**Dataset records:**
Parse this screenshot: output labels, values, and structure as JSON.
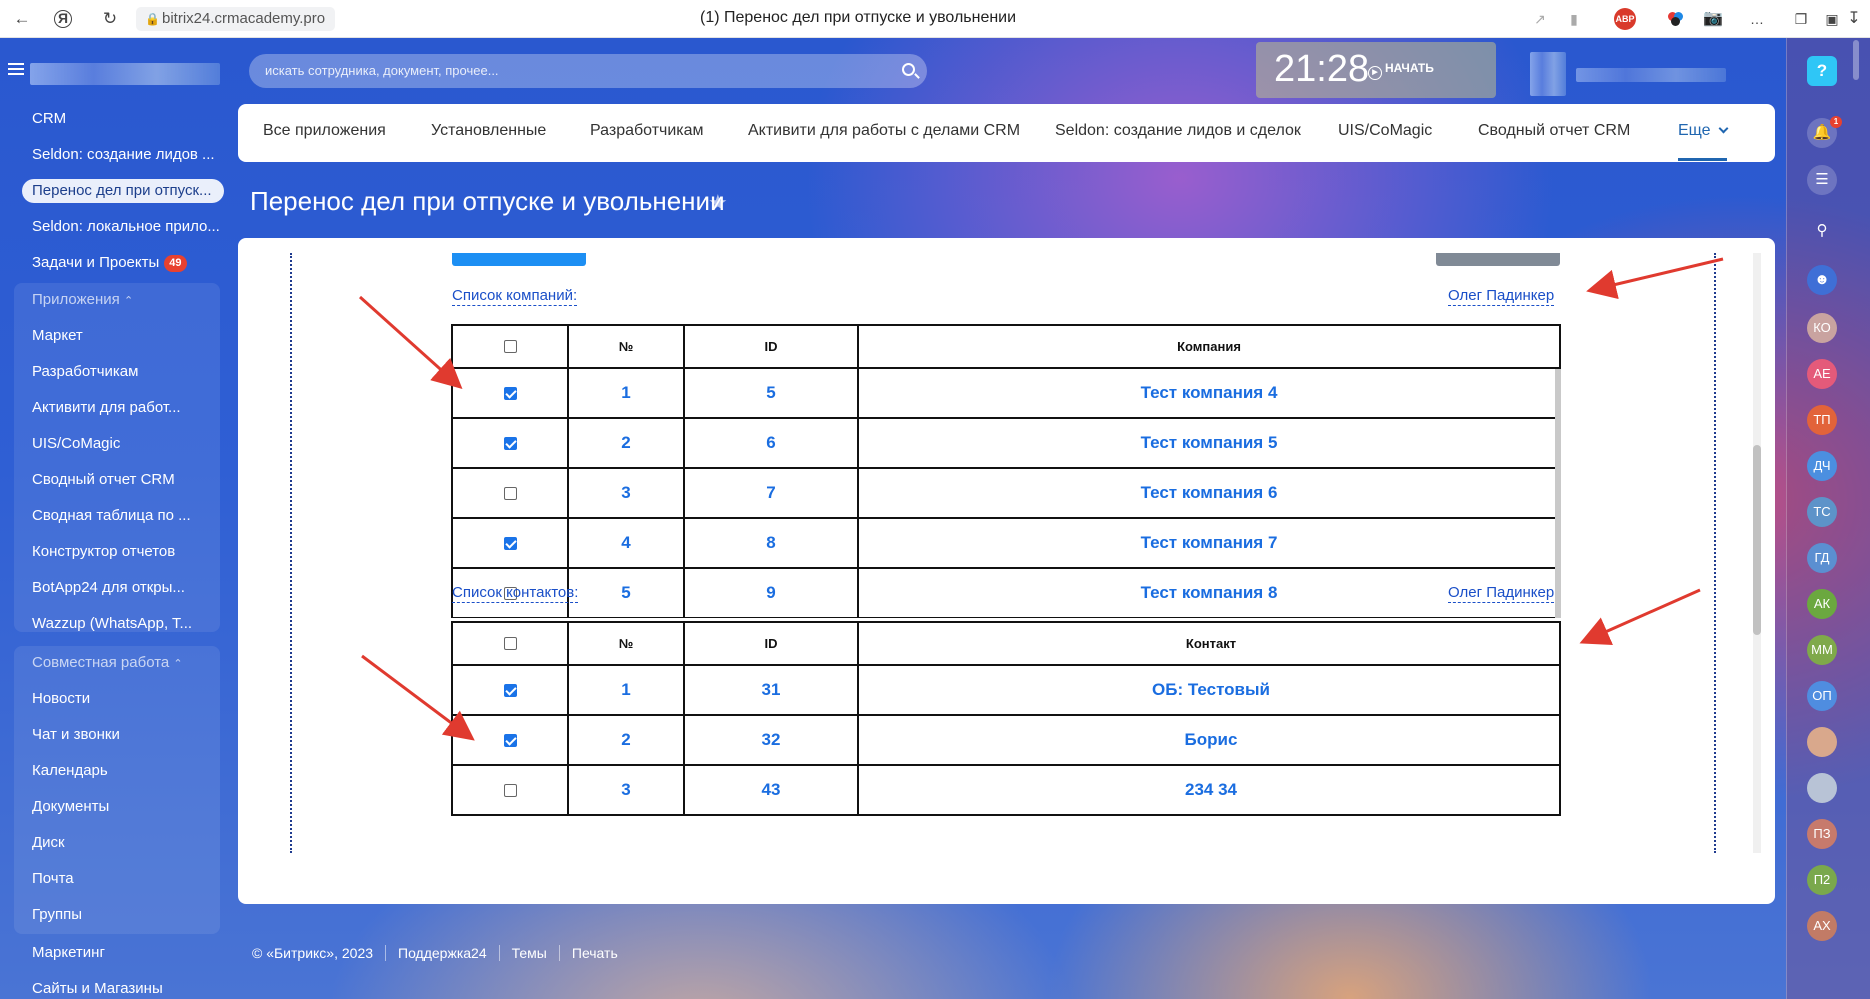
{
  "browser": {
    "url": "bitrix24.crmacademy.pro",
    "tab_title": "(1) Перенос дел при отпуске и увольнении",
    "abp_label": "ABP"
  },
  "search": {
    "placeholder": "искать сотрудника, документ, прочее..."
  },
  "timer": {
    "time": "21:28",
    "start_label": "НАЧАТЬ"
  },
  "left_menu": {
    "items": [
      {
        "label": "CRM"
      },
      {
        "label": "Seldon: создание лидов ..."
      },
      {
        "label": "Перенос дел при отпуск..."
      },
      {
        "label": "Seldon: локальное прило..."
      },
      {
        "label": "Задачи и Проекты",
        "counter": "49"
      }
    ],
    "apps_group": {
      "title": "Приложения",
      "items": [
        {
          "label": "Маркет"
        },
        {
          "label": "Разработчикам"
        },
        {
          "label": "Активити для работ..."
        },
        {
          "label": "UIS/CoMagic"
        },
        {
          "label": "Сводный отчет CRM"
        },
        {
          "label": "Сводная таблица по ..."
        },
        {
          "label": "Конструктор отчетов"
        },
        {
          "label": "BotApp24 для откры..."
        },
        {
          "label": "Wazzup (WhatsApp, T..."
        }
      ]
    },
    "collab_group": {
      "title": "Совместная работа",
      "items": [
        {
          "label": "Новости"
        },
        {
          "label": "Чат и звонки"
        },
        {
          "label": "Календарь"
        },
        {
          "label": "Документы"
        },
        {
          "label": "Диск"
        },
        {
          "label": "Почта"
        },
        {
          "label": "Группы"
        }
      ]
    },
    "after": [
      {
        "label": "Маркетинг"
      },
      {
        "label": "Сайты и Магазины"
      }
    ]
  },
  "top_nav": {
    "tabs": [
      {
        "label": "Все приложения"
      },
      {
        "label": "Установленные"
      },
      {
        "label": "Разработчикам"
      },
      {
        "label": "Активити для работы с делами CRM"
      },
      {
        "label": "Seldon: создание лидов и сделок"
      },
      {
        "label": "UIS/CoMagic"
      },
      {
        "label": "Сводный отчет CRM"
      },
      {
        "label": "Еще"
      }
    ]
  },
  "page": {
    "title": "Перенос дел при отпуске и увольнении"
  },
  "companies": {
    "list_label": "Список компаний:",
    "user_link": "Олег Падинкер",
    "columns": [
      "№",
      "ID",
      "Компания"
    ],
    "rows": [
      {
        "checked": true,
        "num": "1",
        "id": "5",
        "name": "Тест компания 4"
      },
      {
        "checked": true,
        "num": "2",
        "id": "6",
        "name": "Тест компания 5"
      },
      {
        "checked": false,
        "num": "3",
        "id": "7",
        "name": "Тест компания 6"
      },
      {
        "checked": true,
        "num": "4",
        "id": "8",
        "name": "Тест компания 7"
      },
      {
        "checked": false,
        "num": "5",
        "id": "9",
        "name": "Тест компания 8"
      }
    ]
  },
  "contacts": {
    "list_label": "Список контактов:",
    "user_link": "Олег Падинкер",
    "columns": [
      "№",
      "ID",
      "Контакт"
    ],
    "rows": [
      {
        "checked": true,
        "num": "1",
        "id": "31",
        "name": "ОБ: Тестовый"
      },
      {
        "checked": true,
        "num": "2",
        "id": "32",
        "name": "Борис"
      },
      {
        "checked": false,
        "num": "3",
        "id": "43",
        "name": "234 34"
      }
    ]
  },
  "footer": {
    "copyright": "© «Битрикс», 2023",
    "links": [
      "Поддержка24",
      "Темы",
      "Печать"
    ]
  },
  "right_bar": {
    "help": "?",
    "notifications_badge": "1",
    "avatars": [
      {
        "initials": "КО",
        "color": "#c9a3a0"
      },
      {
        "initials": "АЕ",
        "color": "#e45a7a"
      },
      {
        "initials": "ТП",
        "color": "#e2633a"
      },
      {
        "initials": "ДЧ",
        "color": "#4b8fe0"
      },
      {
        "initials": "ТС",
        "color": "#5d93c9"
      },
      {
        "initials": "ГД",
        "color": "#5b8fd1"
      },
      {
        "initials": "АК",
        "color": "#6ba83f"
      },
      {
        "initials": "ММ",
        "color": "#7fa94a"
      },
      {
        "initials": "ОП",
        "color": "#4f8de0"
      },
      {
        "initials": "",
        "color": "#d9a88c"
      },
      {
        "initials": "",
        "color": "#b8c3d6"
      },
      {
        "initials": "ПЗ",
        "color": "#c77a6c"
      },
      {
        "initials": "П2",
        "color": "#7aa84c"
      },
      {
        "initials": "АХ",
        "color": "#c27b66"
      }
    ]
  },
  "colors": {
    "accent": "#2066b0",
    "link": "#1a4fc8",
    "arrow": "#e03a2f"
  }
}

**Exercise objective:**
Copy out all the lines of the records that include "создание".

**The answer:**
        "label": "Seldon: создание лидов ..."
        "label": "Seldon: создание лидов и сделок"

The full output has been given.